• BRIEF
The answer must be every line of the records below that contains the word "content".

• MATERIALS PROVIDED
▬▬▬
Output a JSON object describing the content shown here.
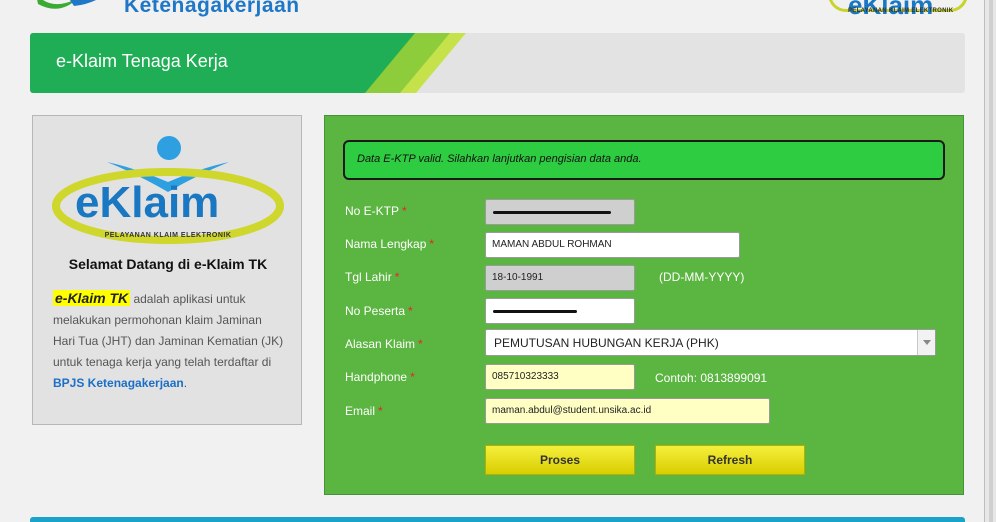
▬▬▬
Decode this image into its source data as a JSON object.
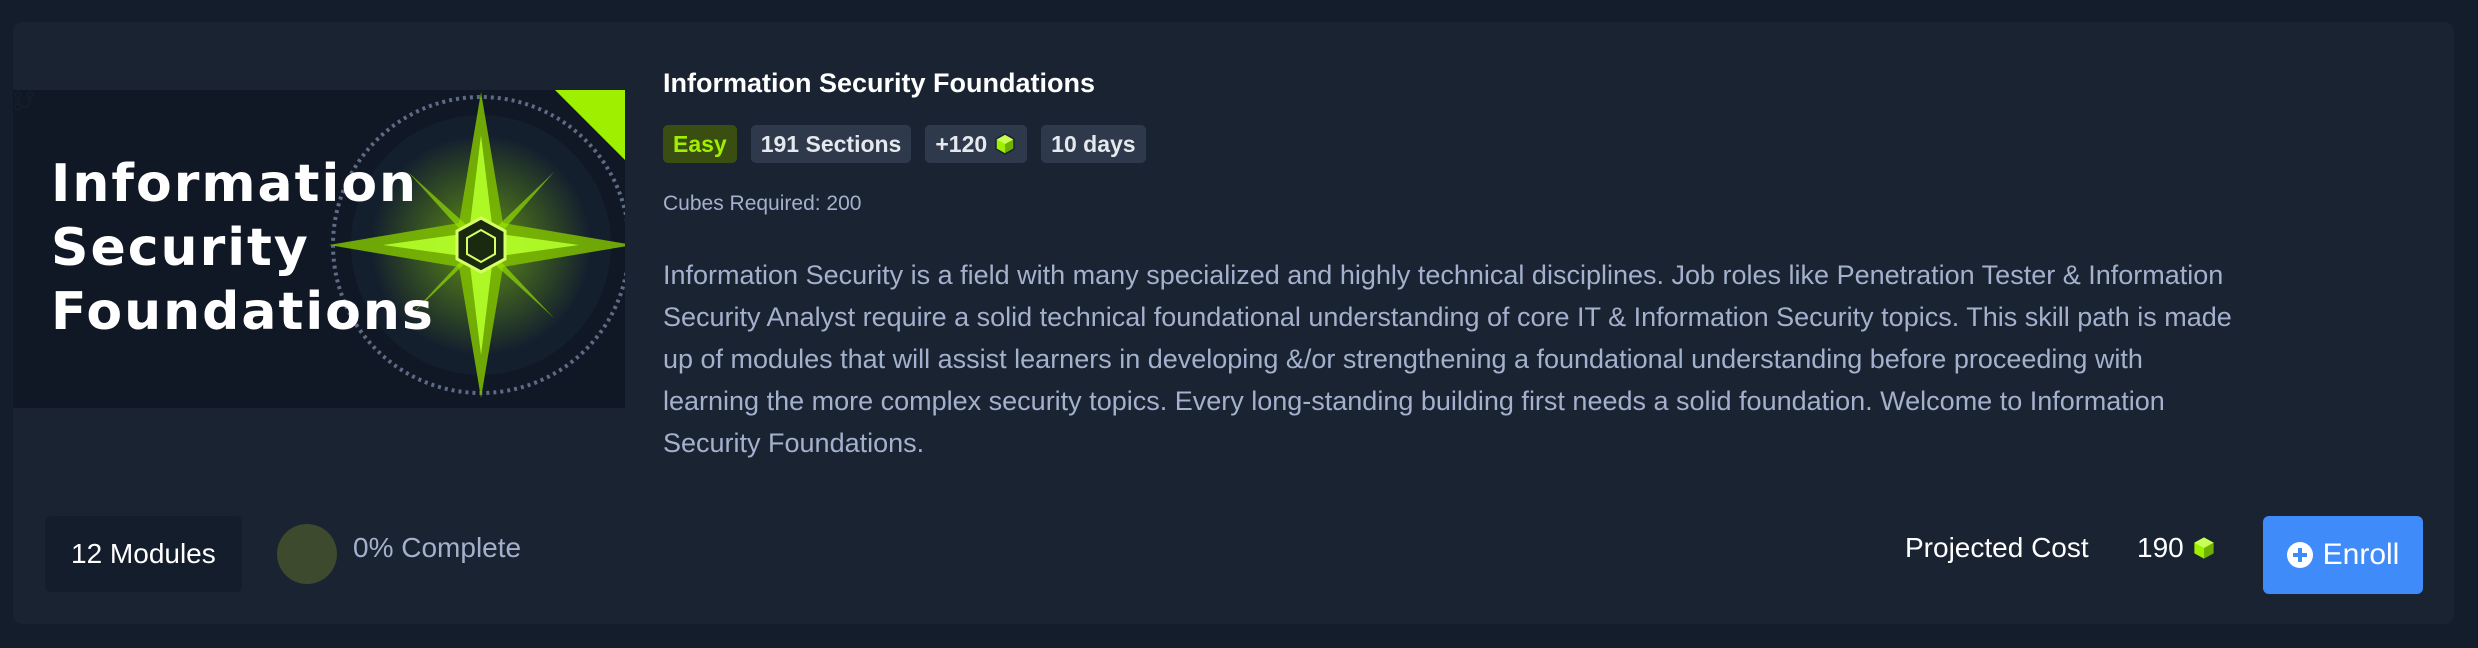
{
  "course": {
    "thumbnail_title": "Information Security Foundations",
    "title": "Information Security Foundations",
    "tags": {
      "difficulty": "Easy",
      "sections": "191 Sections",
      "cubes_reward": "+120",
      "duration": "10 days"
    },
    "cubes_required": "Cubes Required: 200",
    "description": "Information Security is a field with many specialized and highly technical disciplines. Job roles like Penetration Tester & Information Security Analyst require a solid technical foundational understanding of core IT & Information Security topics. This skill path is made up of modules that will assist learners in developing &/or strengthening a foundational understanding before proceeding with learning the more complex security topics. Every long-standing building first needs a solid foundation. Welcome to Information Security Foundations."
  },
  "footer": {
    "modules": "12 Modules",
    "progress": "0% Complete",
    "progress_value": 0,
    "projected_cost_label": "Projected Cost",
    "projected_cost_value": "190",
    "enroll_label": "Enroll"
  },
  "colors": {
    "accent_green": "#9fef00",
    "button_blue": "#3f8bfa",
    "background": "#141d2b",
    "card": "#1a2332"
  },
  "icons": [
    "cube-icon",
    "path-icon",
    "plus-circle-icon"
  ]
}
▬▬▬
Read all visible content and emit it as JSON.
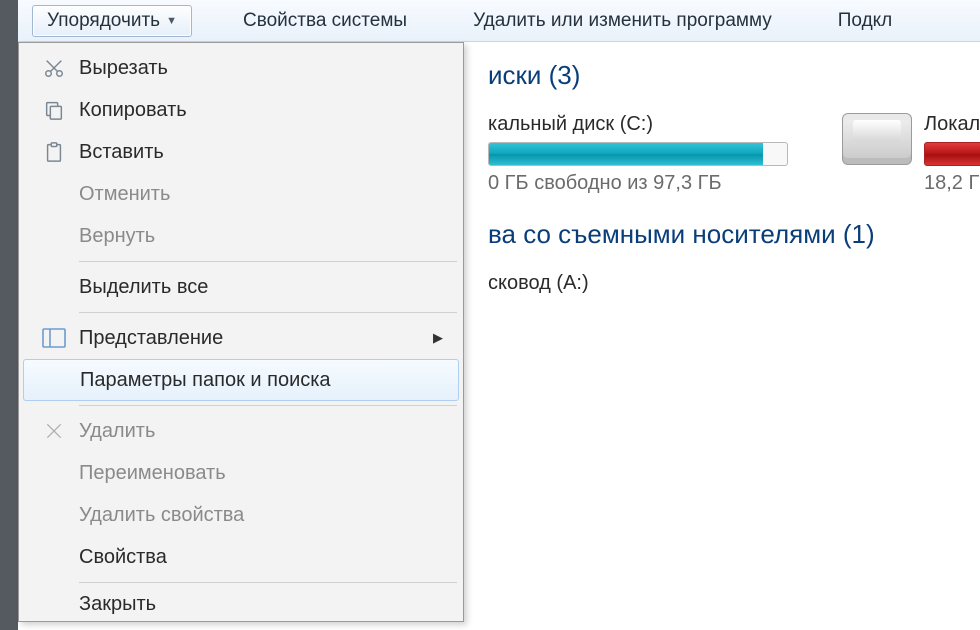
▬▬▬
• OUTPUT OF THE TASK
Output a JSON object describing the content shown here.
Read all visible content and emit it as JSON.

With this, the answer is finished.